[[ RECORDS TO PROCESS, beginning ]]
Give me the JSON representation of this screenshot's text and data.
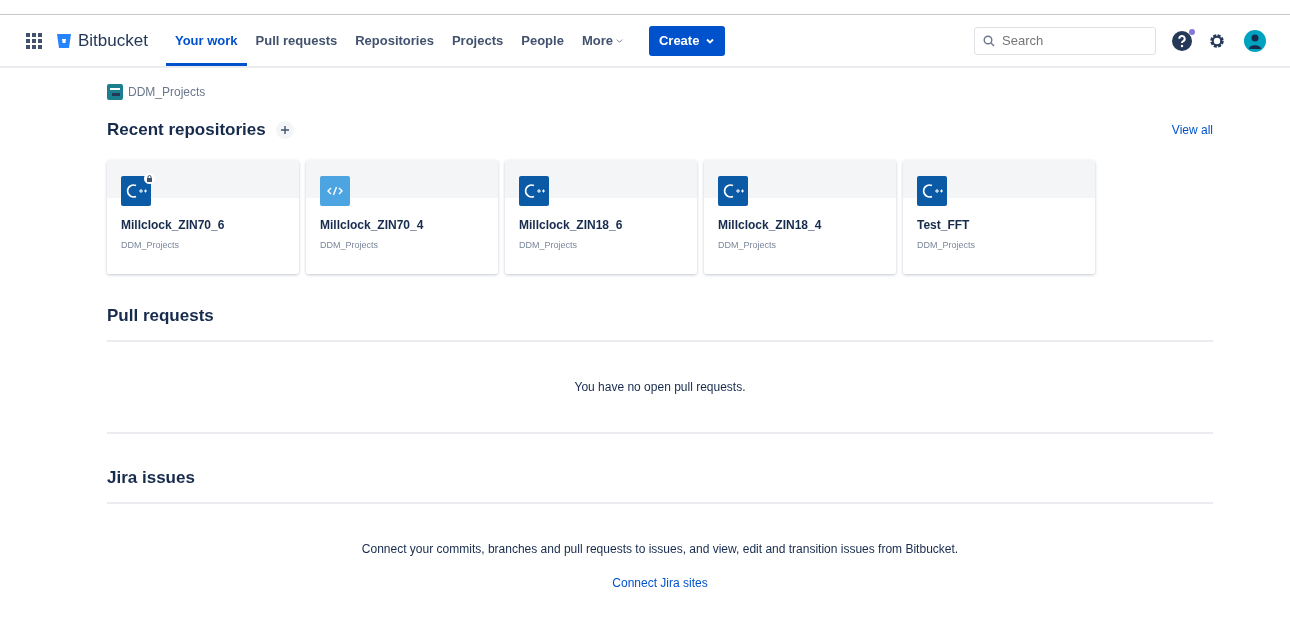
{
  "nav": {
    "brand": "Bitbucket",
    "items": [
      {
        "label": "Your work",
        "selected": true
      },
      {
        "label": "Pull requests",
        "selected": false
      },
      {
        "label": "Repositories",
        "selected": false
      },
      {
        "label": "Projects",
        "selected": false
      },
      {
        "label": "People",
        "selected": false
      }
    ],
    "more": "More",
    "create": "Create",
    "search": {
      "placeholder": "Search"
    },
    "help_notification": true
  },
  "breadcrumb": "DDM_Projects",
  "recent": {
    "title": "Recent repositories",
    "view_all": "View all",
    "repos": [
      {
        "name": "Millclock_ZIN70_6",
        "project": "DDM_Projects",
        "kind": "cpp",
        "private": true
      },
      {
        "name": "Millclock_ZIN70_4",
        "project": "DDM_Projects",
        "kind": "code",
        "private": false
      },
      {
        "name": "Millclock_ZIN18_6",
        "project": "DDM_Projects",
        "kind": "cpp",
        "private": false
      },
      {
        "name": "Millclock_ZIN18_4",
        "project": "DDM_Projects",
        "kind": "cpp",
        "private": false
      },
      {
        "name": "Test_FFT",
        "project": "DDM_Projects",
        "kind": "cpp",
        "private": false
      }
    ]
  },
  "pull_requests": {
    "title": "Pull requests",
    "empty": "You have no open pull requests."
  },
  "jira": {
    "title": "Jira issues",
    "text": "Connect your commits, branches and pull requests to issues, and view, edit and transition issues from Bitbucket.",
    "link": "Connect Jira sites"
  }
}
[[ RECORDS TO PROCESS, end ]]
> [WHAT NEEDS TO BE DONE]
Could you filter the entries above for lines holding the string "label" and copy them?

> [ANSWER TO THE EXERCISE]
        "label": "Your work",
        "label": "Pull requests",
        "label": "Repositories",
        "label": "Projects",
        "label": "People",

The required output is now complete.